_The input:_
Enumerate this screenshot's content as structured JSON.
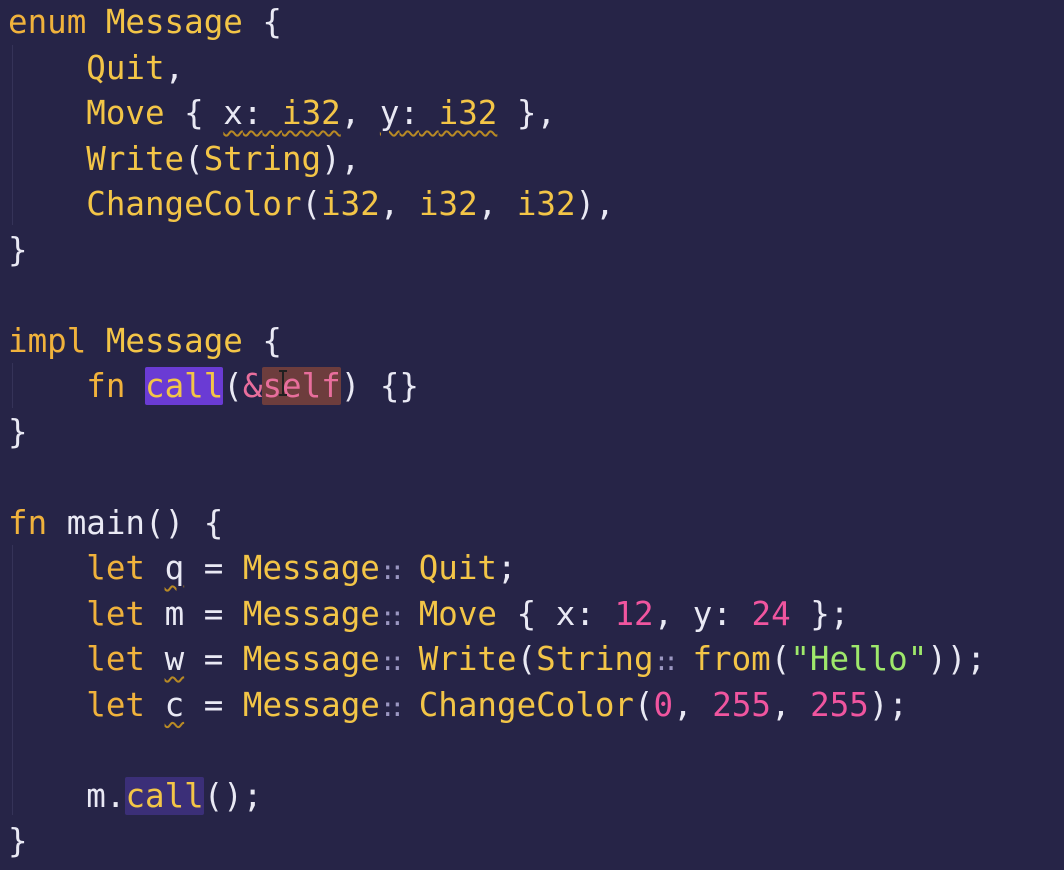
{
  "editor": {
    "language": "rust",
    "theme": {
      "background": "#262447",
      "keyword": "#f0b23c",
      "type": "#f3c547",
      "number": "#f0559f",
      "string": "#9ee86b",
      "text": "#e9e9f4",
      "selection_highlight": "#6a3bd4",
      "reference_highlight": "#6d3d3d"
    },
    "tokens": {
      "enum": "enum",
      "message": "Message",
      "open_brace": "{",
      "close_brace": "}",
      "quit": "Quit",
      "move": "Move",
      "x": "x",
      "y": "y",
      "i32": "i32",
      "write": "Write",
      "string": "String",
      "change_color": "ChangeColor",
      "impl": "impl",
      "fn": "fn",
      "call": "call",
      "amp_self": "&self",
      "main": "main",
      "let": "let",
      "q": "q",
      "m": "m",
      "w": "w",
      "c": "c",
      "path_sep": "::",
      "from": "from",
      "hello": "\"Hello\"",
      "n12": "12",
      "n24": "24",
      "n0": "0",
      "n255a": "255",
      "n255b": "255"
    }
  }
}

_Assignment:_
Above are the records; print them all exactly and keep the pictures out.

_Exercise solution:_
Enumerate this screenshot's content as structured JSON.
{
  "editor": {
    "language": "rust",
    "theme": {
      "background": "#262447",
      "keyword": "#f0b23c",
      "type": "#f3c547",
      "number": "#f0559f",
      "string": "#9ee86b",
      "text": "#e9e9f4",
      "selection_highlight": "#6a3bd4",
      "reference_highlight": "#6d3d3d"
    },
    "tokens": {
      "enum": "enum",
      "message": "Message",
      "open_brace": "{",
      "close_brace": "}",
      "quit": "Quit",
      "move": "Move",
      "x": "x",
      "y": "y",
      "i32": "i32",
      "write": "Write",
      "string": "String",
      "change_color": "ChangeColor",
      "impl": "impl",
      "fn": "fn",
      "call": "call",
      "amp_self": "&self",
      "main": "main",
      "let": "let",
      "q": "q",
      "m": "m",
      "w": "w",
      "c": "c",
      "path_sep": "::",
      "from": "from",
      "hello": "\"Hello\"",
      "n12": "12",
      "n24": "24",
      "n0": "0",
      "n255a": "255",
      "n255b": "255"
    }
  }
}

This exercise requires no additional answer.